Holidays are the main reason why August is the month when most people take digital detox. However, now that the summer is almost over and we are back to our lives and pouring rain, how can we make sure that our digital detox results stick?
Sapiens by Yuval Harari has got a lot of (deserved) attention. Within it, Harari sketches out a number of provocative theses about what human beings have been, are and will become, and shows how they play out over hundreds of thousands of years.
Worryingly, many people use the same password and personal details across multiple online accounts, so if their details have been compromised by one attack they could find other online accounts suffer too.
The problem with almost all of these features are their expectations of us as human beings. They're hopelessly unrealistic. I, for example, do not want my family to know where I am all the time. For starters there's the basic issue of privacy, and, secondly, if they did know they'd probably start wondering why I don't have a drinking problem.
Since the start of the new millennium our exposure to chiselled arms, shaved chests and sculpted six-packs has been impossible to avoid, as marketing executives the world over latched on to this aesthetic ideal to promote products and sell services.
We have seen glimpses of innovation agility across the system - last year just 3% of GPs in England offered patients' online appointments, repeat prescriptions and access to summary information in medical records. Now this stands at 97%. A decade ago, it cost millions to sequence a genome, now it's less than £1,000.

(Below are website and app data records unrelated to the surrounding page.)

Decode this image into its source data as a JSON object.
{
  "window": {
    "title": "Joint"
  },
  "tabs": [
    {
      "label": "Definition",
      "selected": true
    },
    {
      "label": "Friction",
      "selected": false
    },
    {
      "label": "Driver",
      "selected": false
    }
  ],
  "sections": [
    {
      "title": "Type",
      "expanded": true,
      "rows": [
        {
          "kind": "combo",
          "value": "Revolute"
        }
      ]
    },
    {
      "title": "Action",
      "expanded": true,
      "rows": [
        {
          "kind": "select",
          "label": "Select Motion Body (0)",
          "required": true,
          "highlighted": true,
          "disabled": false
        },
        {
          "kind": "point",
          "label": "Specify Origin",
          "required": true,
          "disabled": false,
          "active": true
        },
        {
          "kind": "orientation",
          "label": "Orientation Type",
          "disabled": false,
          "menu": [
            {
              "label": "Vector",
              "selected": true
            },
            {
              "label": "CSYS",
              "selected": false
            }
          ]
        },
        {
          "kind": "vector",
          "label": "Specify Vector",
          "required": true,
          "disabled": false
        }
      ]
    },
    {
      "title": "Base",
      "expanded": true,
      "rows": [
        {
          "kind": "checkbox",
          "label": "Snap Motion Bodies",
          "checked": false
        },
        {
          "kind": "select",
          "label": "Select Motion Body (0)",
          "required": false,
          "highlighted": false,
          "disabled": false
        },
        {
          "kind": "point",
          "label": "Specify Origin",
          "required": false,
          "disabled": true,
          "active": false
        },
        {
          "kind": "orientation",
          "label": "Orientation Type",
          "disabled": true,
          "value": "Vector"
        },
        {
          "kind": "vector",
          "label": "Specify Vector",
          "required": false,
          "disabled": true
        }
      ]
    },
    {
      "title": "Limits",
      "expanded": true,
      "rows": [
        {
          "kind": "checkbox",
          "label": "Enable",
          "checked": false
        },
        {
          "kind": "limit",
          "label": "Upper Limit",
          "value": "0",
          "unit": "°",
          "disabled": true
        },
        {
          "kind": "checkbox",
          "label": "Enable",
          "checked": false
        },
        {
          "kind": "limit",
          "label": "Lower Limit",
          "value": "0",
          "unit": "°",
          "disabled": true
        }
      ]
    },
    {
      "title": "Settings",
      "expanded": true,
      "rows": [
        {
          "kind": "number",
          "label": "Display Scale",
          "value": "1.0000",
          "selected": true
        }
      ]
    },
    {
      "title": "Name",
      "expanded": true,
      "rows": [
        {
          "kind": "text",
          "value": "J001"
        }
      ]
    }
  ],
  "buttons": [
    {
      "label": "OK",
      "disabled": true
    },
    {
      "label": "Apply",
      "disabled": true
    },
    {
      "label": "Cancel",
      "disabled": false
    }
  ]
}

Using all this data brings a myriad of implications, not least the increasing atomisation of voters by political parties. We have already briefly explored this. What I didn't mention was how Obama's operation would send door knockers to specific doors as the data they gathered told them how many people in a given street they needed to convince.

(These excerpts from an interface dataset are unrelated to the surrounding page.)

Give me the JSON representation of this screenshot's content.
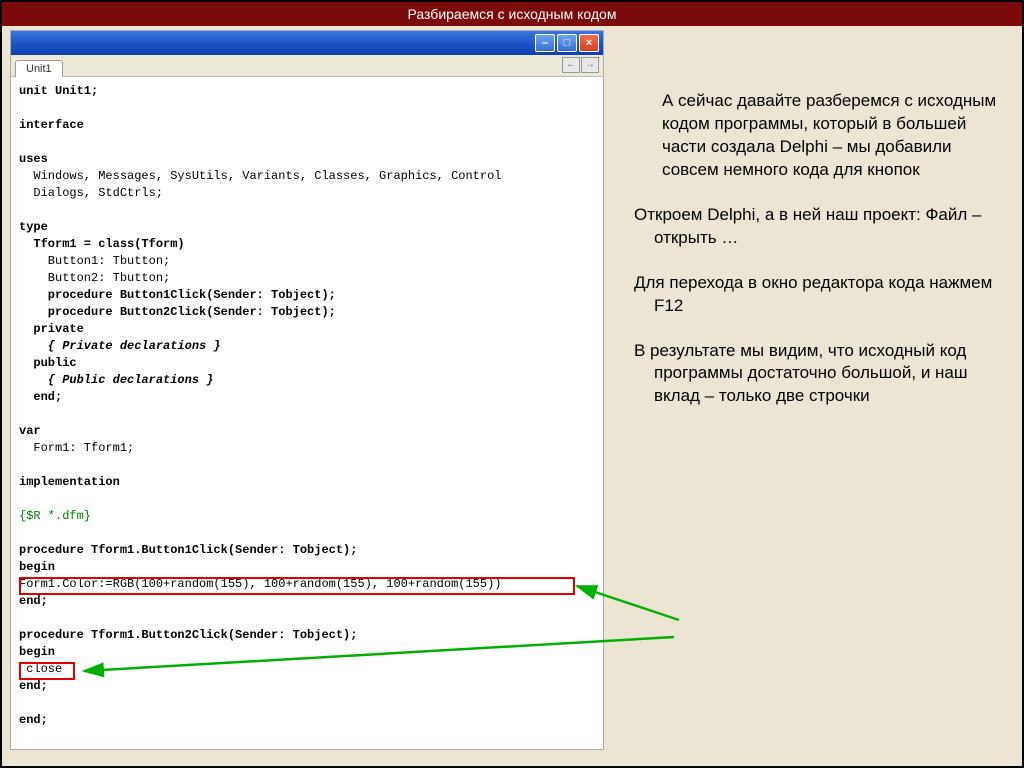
{
  "slide": {
    "title": "Разбираемся с исходным кодом"
  },
  "window": {
    "tab": "Unit1",
    "nav_back": "←",
    "nav_fwd": "→",
    "min_glyph": "–",
    "max_glyph": "□",
    "close_glyph": "×"
  },
  "code": {
    "l1": "unit Unit1;",
    "l2": "interface",
    "l3": "uses",
    "l4": "  Windows, Messages, SysUtils, Variants, Classes, Graphics, Control",
    "l5": "  Dialogs, StdCtrls;",
    "l6": "type",
    "l7": "  Tform1 = class(Tform)",
    "l8": "    Button1: Tbutton;",
    "l9": "    Button2: Tbutton;",
    "l10": "    procedure Button1Click(Sender: Tobject);",
    "l11": "    procedure Button2Click(Sender: Tobject);",
    "l12": "  private",
    "l13": "    { Private declarations }",
    "l14": "  public",
    "l15": "    { Public declarations }",
    "l16": "  end;",
    "l17": "var",
    "l18": "  Form1: Tform1;",
    "l19": "implementation",
    "l20": "{$R *.dfm}",
    "l21": "procedure Tform1.Button1Click(Sender: Tobject);",
    "l22": "begin",
    "l23": "Form1.Color:=RGB(100+random(155), 100+random(155), 100+random(155))",
    "l24": "end;",
    "l25": "procedure Tform1.Button2Click(Sender: Tobject);",
    "l26": "begin",
    "l27": " close",
    "l28": "end;",
    "l29": "end;"
  },
  "notes": {
    "p1": "  А сейчас давайте разберемся с исходным кодом программы, который в большей части создала Delphi – мы добавили совсем немного кода для кнопок",
    "p2": "Откроем  Delphi, а в ней наш проект: Файл – открыть …",
    "p3": "Для перехода в окно редактора кода нажмем F12",
    "p4": "В результате мы видим, что исходный код программы достаточно большой, и наш вклад – только две строчки"
  }
}
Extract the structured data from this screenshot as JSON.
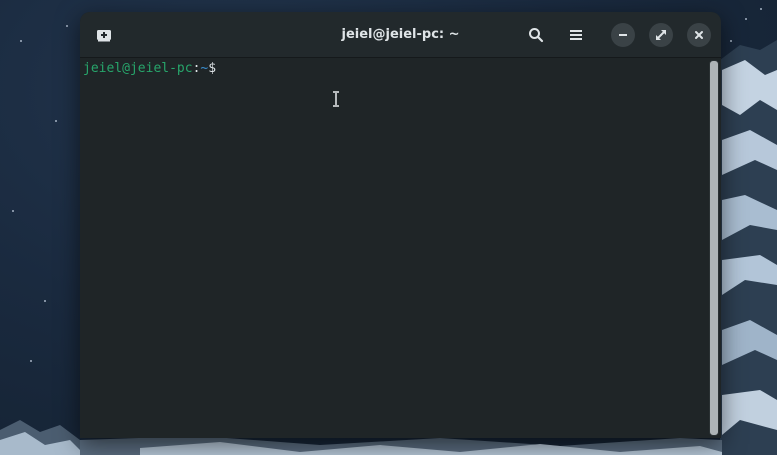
{
  "window": {
    "title": "jeiel@jeiel-pc: ~"
  },
  "titlebar": {
    "new_tab_icon": "new-tab-icon",
    "search_icon": "search-icon",
    "menu_icon": "hamburger-menu-icon",
    "minimize_icon": "minimize-icon",
    "maximize_icon": "maximize-icon",
    "close_icon": "close-icon"
  },
  "terminal": {
    "prompt_user_host": "jeiel@jeiel-pc",
    "prompt_colon": ":",
    "prompt_path": "~",
    "prompt_symbol": "$"
  },
  "colors": {
    "prompt_user": "#27a56b",
    "prompt_path": "#3a8fd1",
    "terminal_bg": "#1f2527",
    "titlebar_bg": "#22292c"
  }
}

It's the reality that when people picture a successful entrepreneur that can build and scale a business, they picture a man. It's also the reality that women themselves often assume certain things are not achievable or possible. A British documentary maker summarised this perfectly: "If she does not see it, she can't be it."
While there may be a case for buying up some of the more likely names that have a potential to mislead or cause embarrassment, it's worth remembering that an aggressive defensive domain registration strategy across all new domain extensions cannot guarantee protection.
At the moment, any company can get hacked at any time. So it is moot whether moral or legal responsibility to protect data ultimately lies with a business. Once your data has been stolen, there's little recourse - it's going to be very inconvenient for you.
We know that many parents are digitally capable and a significant number of them are confident in parenting online - however the online world changes fast and it can be hard for parents to feel like they are keeping up.
We need a hard hitting, informative and widespread campaign on the issue not only to educate the perpetrators of revenge porn about the consequences of their actions, but also warn potential victims about the risks involved, and how these can be minimised.
Whilst these have of course traditionally been more male-dominated career areas, surely we have undergone a certain degree of evolution? Do these particular professional women feel that their career path is not worthy of an award or that their skills aren't valued?
People can be frightened of compassion because they think it is a weakness or an indulgence. This is largely because they don't understand it and don't recognise the enormous value in realising the causes of suffering, and our own fragility.